WHAT THE TASK REQUIRES:
Go through the lines below and tally those containing the string "Beschreibung". Respond with the number only.

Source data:
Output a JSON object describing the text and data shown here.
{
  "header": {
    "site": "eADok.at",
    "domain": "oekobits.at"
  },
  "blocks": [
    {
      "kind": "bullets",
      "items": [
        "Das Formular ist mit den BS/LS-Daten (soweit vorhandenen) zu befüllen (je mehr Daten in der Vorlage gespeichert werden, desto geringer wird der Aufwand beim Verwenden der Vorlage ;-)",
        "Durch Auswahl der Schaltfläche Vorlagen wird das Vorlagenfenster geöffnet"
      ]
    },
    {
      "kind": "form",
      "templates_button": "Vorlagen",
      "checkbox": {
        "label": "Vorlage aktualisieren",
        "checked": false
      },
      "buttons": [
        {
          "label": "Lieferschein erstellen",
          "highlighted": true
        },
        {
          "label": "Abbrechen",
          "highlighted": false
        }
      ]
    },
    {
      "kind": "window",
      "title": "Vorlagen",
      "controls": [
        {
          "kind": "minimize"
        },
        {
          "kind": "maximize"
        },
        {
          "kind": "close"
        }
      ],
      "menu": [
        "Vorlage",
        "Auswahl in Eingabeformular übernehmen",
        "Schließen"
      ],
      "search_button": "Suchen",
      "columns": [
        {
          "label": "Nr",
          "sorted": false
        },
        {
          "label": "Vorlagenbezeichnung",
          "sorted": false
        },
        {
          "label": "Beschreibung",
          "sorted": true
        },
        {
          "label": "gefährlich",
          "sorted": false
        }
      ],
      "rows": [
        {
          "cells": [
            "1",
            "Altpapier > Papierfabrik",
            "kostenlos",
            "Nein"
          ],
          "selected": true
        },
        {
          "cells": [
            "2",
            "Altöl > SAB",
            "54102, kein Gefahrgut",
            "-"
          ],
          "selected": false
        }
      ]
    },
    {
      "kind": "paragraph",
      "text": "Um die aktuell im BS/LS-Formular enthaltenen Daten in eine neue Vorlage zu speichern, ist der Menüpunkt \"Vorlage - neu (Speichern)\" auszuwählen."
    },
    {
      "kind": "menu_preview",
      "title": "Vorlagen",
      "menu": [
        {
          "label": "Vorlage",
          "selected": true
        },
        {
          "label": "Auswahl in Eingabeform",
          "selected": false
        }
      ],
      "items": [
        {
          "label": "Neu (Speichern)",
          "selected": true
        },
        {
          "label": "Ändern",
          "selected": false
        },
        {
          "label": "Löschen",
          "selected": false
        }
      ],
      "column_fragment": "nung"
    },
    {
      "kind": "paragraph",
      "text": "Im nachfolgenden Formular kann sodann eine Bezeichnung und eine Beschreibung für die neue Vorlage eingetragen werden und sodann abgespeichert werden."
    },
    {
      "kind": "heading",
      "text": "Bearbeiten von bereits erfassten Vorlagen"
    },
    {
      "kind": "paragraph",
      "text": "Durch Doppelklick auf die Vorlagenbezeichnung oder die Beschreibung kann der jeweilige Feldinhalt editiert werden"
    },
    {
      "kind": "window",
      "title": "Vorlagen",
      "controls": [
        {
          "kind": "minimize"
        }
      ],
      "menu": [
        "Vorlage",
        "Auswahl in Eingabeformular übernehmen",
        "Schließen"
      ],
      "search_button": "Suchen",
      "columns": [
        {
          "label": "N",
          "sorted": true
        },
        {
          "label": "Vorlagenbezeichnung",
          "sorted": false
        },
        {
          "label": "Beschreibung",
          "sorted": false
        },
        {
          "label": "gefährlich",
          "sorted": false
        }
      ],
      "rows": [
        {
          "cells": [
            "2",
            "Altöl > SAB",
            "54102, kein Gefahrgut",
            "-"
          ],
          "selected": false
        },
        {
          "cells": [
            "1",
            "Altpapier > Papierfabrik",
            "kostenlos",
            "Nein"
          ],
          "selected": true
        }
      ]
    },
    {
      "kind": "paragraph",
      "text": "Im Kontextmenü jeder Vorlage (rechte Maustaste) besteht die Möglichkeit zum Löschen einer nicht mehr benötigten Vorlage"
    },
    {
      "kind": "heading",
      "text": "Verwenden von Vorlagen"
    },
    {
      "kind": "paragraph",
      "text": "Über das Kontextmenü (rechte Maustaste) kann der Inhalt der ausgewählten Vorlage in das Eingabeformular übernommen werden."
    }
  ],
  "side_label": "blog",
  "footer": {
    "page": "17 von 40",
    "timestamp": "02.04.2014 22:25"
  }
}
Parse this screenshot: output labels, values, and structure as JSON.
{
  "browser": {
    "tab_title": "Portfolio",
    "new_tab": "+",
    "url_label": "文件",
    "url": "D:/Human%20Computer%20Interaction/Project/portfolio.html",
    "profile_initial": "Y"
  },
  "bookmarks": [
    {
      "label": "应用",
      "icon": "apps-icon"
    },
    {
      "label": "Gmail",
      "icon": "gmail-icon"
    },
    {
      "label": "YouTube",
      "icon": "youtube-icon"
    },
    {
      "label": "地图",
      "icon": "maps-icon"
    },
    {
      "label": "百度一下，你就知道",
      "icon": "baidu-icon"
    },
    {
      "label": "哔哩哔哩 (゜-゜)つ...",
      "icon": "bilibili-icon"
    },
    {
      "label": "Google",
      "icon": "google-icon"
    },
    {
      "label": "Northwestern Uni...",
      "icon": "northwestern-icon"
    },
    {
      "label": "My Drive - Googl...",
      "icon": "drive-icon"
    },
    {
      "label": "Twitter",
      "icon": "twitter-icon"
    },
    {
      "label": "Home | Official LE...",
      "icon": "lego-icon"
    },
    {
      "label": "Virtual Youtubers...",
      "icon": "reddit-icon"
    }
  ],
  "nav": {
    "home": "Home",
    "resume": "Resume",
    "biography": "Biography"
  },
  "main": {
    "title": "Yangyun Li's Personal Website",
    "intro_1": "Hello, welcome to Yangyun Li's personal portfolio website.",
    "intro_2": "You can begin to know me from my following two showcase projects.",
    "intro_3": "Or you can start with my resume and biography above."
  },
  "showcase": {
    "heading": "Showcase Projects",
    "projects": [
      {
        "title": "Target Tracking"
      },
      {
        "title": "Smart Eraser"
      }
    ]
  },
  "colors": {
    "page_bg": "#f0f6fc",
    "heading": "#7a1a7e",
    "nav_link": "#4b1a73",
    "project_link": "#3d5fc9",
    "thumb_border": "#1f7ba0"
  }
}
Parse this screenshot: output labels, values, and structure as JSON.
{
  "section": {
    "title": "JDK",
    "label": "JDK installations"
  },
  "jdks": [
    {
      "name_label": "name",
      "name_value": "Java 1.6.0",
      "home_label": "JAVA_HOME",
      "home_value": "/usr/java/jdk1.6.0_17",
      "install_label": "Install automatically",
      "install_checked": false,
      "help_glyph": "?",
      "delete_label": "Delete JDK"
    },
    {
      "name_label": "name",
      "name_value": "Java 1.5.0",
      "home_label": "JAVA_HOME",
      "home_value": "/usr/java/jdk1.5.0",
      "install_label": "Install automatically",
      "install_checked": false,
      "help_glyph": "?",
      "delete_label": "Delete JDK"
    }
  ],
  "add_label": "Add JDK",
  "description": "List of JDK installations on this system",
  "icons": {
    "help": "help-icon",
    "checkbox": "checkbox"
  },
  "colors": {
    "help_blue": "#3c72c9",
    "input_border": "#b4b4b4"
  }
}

YOUR RESPONSE:
4